ABSTRACT: Tremor, an involuntary, rhythmic, oscillatory movement of a body part, is the most common movement disorder encountered in clinical practice. Rest tremors occur in a body part that is relaxed and completely supported against gravity. Action tremors occur with voluntary contraction of a muscle and can be further subdivided into postural, isometric, and kinetic tremors. All persons have low-amplitude, high-frequency physiologic tremors at rest and during action that are not reported as symptomatic. The most common pathologic tremor is essential tremor. In one-half of cases, it is transmitted in an autosomal dominant fashion, and it affects 0.4 to 6 percent of the population. More than 70 percent of patients with Parkinson disease have tremor as the presenting feature. This tremor is typically asymmetric, occurs at rest, and becomes less prominent with voluntary movement. Features consistent with psychogenic tremor are abrupt onset, spontaneous remission, changing tremor characteristics, and extinction with distraction. Other types of tremor are cerebellar, dystonic, drug- or metabolic-induced, and orthostatic. The first step in the evaluation of a patient with tremor is to categorize the tremor based on its activation condition, topographic distribution, and frequency. The diagnosis of tremor is based on clinical information obtained from a thorough history and physical examination. For particularly difficult cases, single-photon emission computed tomography to visualize the integrity of the dopaminergic pathways in the brain may be useful to diagnose Parkinson disease.

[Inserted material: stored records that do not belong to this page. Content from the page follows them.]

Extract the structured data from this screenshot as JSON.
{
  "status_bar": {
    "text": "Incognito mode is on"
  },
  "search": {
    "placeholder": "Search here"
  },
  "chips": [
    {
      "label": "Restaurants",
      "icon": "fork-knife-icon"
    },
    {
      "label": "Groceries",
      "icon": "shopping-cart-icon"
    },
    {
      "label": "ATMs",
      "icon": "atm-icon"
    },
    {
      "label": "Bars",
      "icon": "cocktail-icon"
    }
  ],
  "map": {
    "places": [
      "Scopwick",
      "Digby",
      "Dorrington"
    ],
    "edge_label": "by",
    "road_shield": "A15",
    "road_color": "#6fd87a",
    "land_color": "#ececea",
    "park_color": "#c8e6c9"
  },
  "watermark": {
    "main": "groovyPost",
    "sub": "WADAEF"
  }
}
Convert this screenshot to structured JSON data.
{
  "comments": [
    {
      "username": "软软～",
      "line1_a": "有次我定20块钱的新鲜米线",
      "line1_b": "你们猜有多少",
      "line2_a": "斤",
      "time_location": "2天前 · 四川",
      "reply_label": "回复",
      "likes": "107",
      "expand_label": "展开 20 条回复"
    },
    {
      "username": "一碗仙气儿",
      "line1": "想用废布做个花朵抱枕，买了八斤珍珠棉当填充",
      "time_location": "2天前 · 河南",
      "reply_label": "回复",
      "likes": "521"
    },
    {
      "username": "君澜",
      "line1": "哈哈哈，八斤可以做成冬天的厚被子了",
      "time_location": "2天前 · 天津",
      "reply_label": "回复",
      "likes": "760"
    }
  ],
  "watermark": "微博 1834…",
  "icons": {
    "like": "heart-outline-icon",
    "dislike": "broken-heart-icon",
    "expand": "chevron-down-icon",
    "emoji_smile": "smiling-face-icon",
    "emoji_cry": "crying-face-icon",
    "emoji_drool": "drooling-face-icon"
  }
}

Parkinson Disease: An Update - Article
ABSTRACT: Parkinson disease is a progressive neurologic disorder afflicting approximately 1 percent of Americans older than 60 years. The cardinal features of Parkinson disease are bradykinesia, rigidity, tremor, and postural instability. There are a number of neurologic conditions that mimic the disease, making it difficult to diagnose in its early stages. Physicians who rarely diagnose Parkinson disease should refer patients suspected of having it to physicians with more experience in making the diagnosis, and should periodically reevaluate the accuracy of the diagnosis. Treatment is effective in reducing motor impairment and disability, and should be started when a patient begins to experience functional impairment. The combination of carbidopa and levodopa is the most effective treatment, but dopamine agonists and monoamine oxidase-B inhibitors are also effective, and are less likely to cause dyskinesias. For patients taking carbidopa/levodopa who have motor complications, adjunctive therapy with a dopamine agonist, a monoamine oxidase-B inhibitor, or a catechol O-methyltransferase inhibitor will improve motor symptoms and functional status, but with an increase in dyskinesias. Deep brain stimulation is effective in patients who have poorly controlled symptoms despite optimal medical therapy. Occupational, physical, and speech therapy improve patient function. Fatigue, sleep disturbances, dementia, and depression are common in patients with Parkinson disease. Although these conditions are associated with significantly lower quality of life, they may improve with treatment.